Element data from apps and pages:
==============================

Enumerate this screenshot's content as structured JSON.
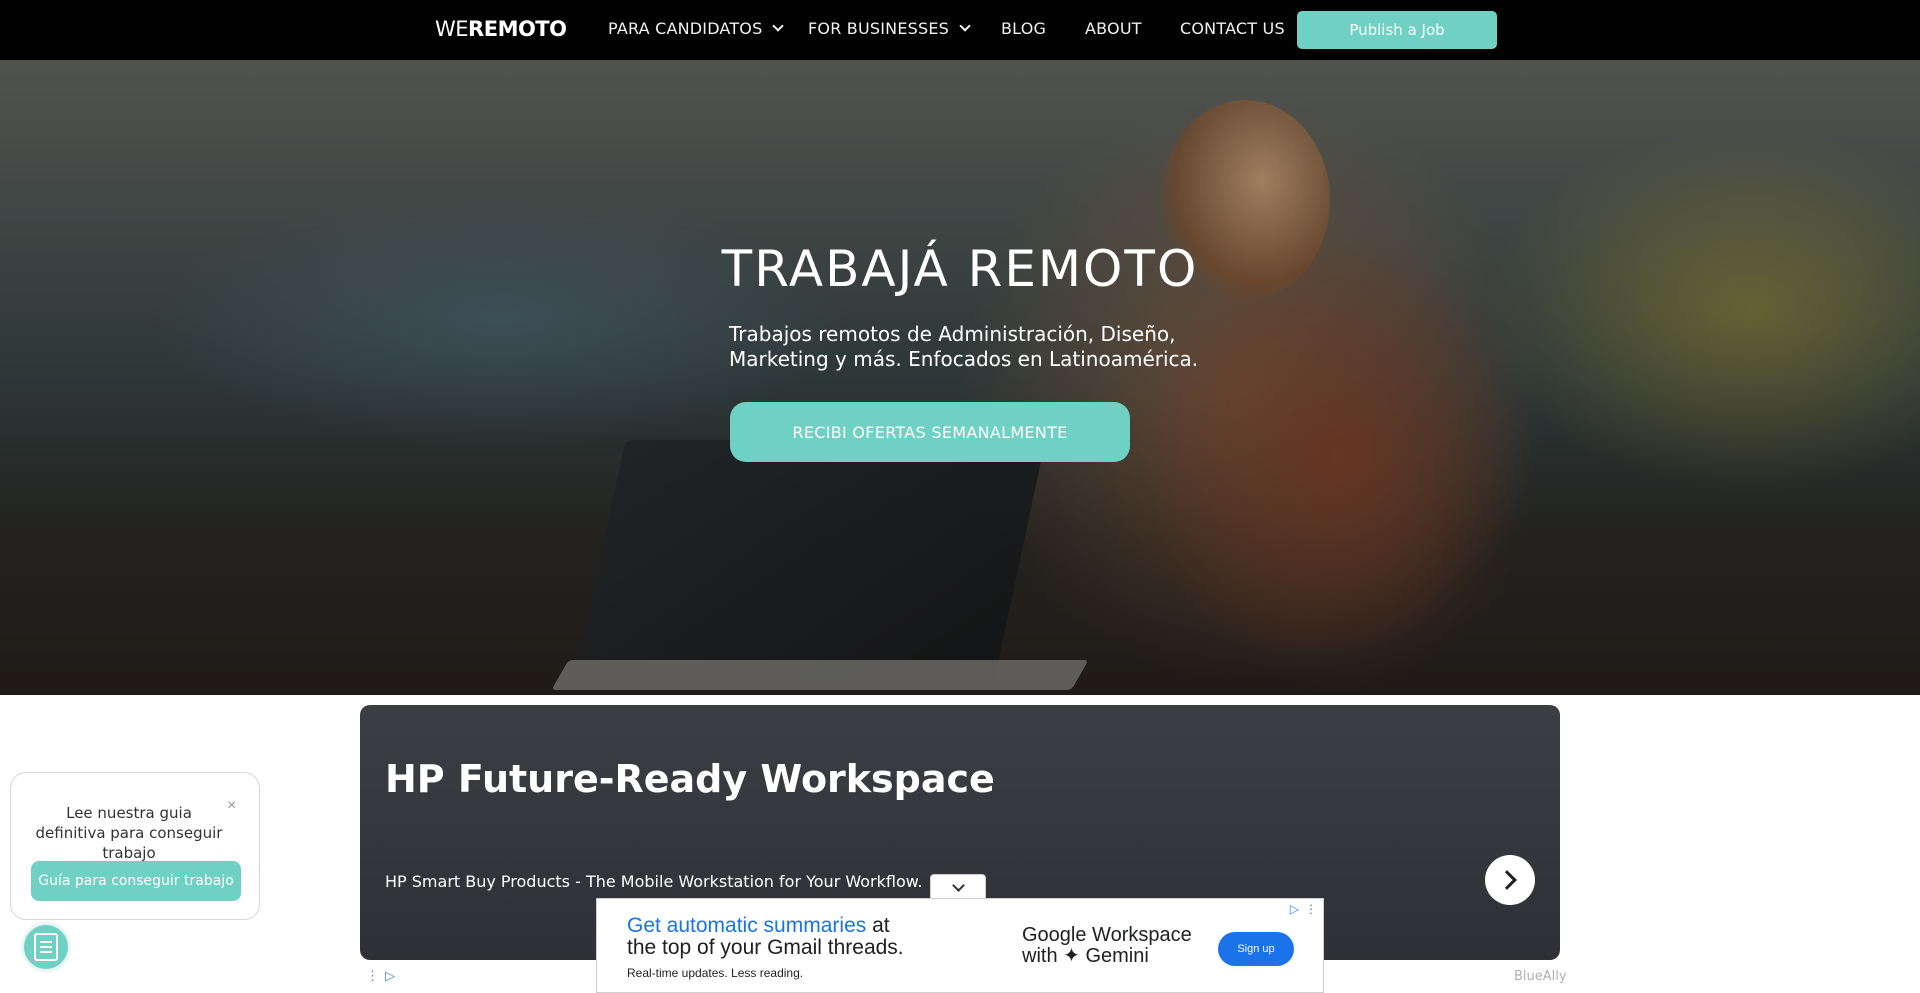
{
  "nav": {
    "logo_light": "WE",
    "logo_bold": "REMOTO",
    "items": [
      {
        "label": "PARA CANDIDATOS",
        "dropdown": true
      },
      {
        "label": "FOR BUSINESSES",
        "dropdown": true
      },
      {
        "label": "BLOG",
        "dropdown": false
      },
      {
        "label": "ABOUT",
        "dropdown": false
      },
      {
        "label": "CONTACT US",
        "dropdown": false
      }
    ],
    "publish_label": "Publish a Job"
  },
  "hero": {
    "title": "TRABAJÁ REMOTO",
    "subtitle": "Trabajos remotos de Administración, Diseño, Marketing y más. Enfocados en Latinoamérica.",
    "cta": "RECIBI OFERTAS SEMANALMENTE"
  },
  "ad": {
    "title": "HP Future-Ready Workspace",
    "description": "HP Smart Buy Products - The Mobile Workstation for Your Workflow.",
    "brand": "BlueAlly",
    "next_icon": "chevron-right-icon"
  },
  "banner": {
    "headline_blue": "Get automatic summaries",
    "headline_rest1": " at",
    "headline_line2": "the top of your ",
    "headline_gmail": "Gmail threads.",
    "small": "Real-time updates. Less reading.",
    "right_line1": "Google Workspace",
    "right_line2": "with ✦ Gemini",
    "button": "Sign up"
  },
  "guide": {
    "text": "Lee nuestra guia definitiva para conseguir trabajo",
    "close": "×",
    "button": "Guía para conseguir trabajo"
  },
  "colors": {
    "accent": "#6fd1c4",
    "nav_bg": "#020202",
    "ad_bg": "#36383d",
    "google_blue": "#1a73e8"
  }
}
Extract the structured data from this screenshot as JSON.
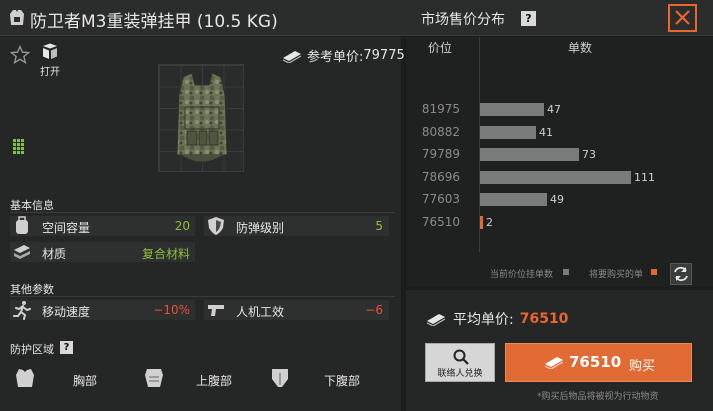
{
  "title": {
    "item_name": "防卫者M3重装弹挂甲 (10.5 KG)"
  },
  "market": {
    "title": "市场售价分布",
    "help": "?",
    "col_price": "价位",
    "col_qty": "单数"
  },
  "item": {
    "open_label": "打开",
    "ref_price_label": "参考单价:",
    "ref_price": "79775"
  },
  "basic_info": {
    "heading": "基本信息",
    "capacity_label": "空间容量",
    "capacity_value": "20",
    "armor_label": "防弹级别",
    "armor_value": "5",
    "material_label": "材质",
    "material_value": "复合材料"
  },
  "other_params": {
    "heading": "其他参数",
    "move_label": "移动速度",
    "move_value": "−10%",
    "ergo_label": "人机工效",
    "ergo_value": "−6"
  },
  "protection": {
    "heading": "防护区域",
    "help": "?",
    "zones": [
      "胸部",
      "上腹部",
      "下腹部"
    ]
  },
  "chart_data": {
    "type": "bar",
    "orientation": "horizontal",
    "title": "市场售价分布",
    "xlabel": "单数",
    "ylabel": "价位",
    "categories": [
      "81975",
      "80882",
      "79789",
      "78696",
      "77603",
      "76510"
    ],
    "values": [
      47,
      41,
      73,
      111,
      49,
      2
    ],
    "highlight_category": "76510",
    "colors": {
      "current_orders": "#7a7b7b",
      "to_buy": "#e8672f"
    }
  },
  "legend": {
    "current": "当前价位挂单数",
    "to_buy": "将要购买的单"
  },
  "buy": {
    "avg_label": "平均单价:",
    "avg_value": "76510",
    "contact_label": "联络人兑换",
    "buy_price": "76510",
    "buy_label": "购买",
    "note": "*购买后物品将被视为行动物资"
  },
  "colors": {
    "accent": "#e26a35",
    "positive": "#8fc03c",
    "negative": "#e8503a",
    "background": "#1b1c1c"
  }
}
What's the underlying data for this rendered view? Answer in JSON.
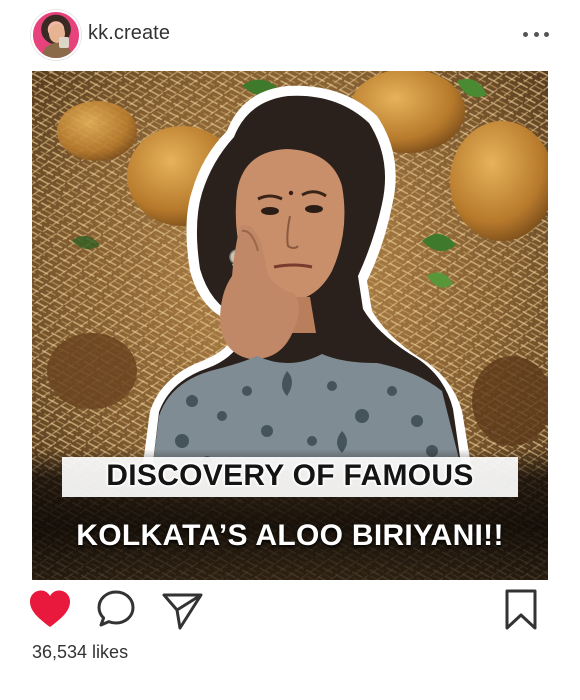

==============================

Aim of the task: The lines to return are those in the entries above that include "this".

Result:
Enumerate this screenshot's content as structured JSON.
Extract the structured data from this screenshot as JSON.
What's the underlying data for this rendered view? Answer in JSON.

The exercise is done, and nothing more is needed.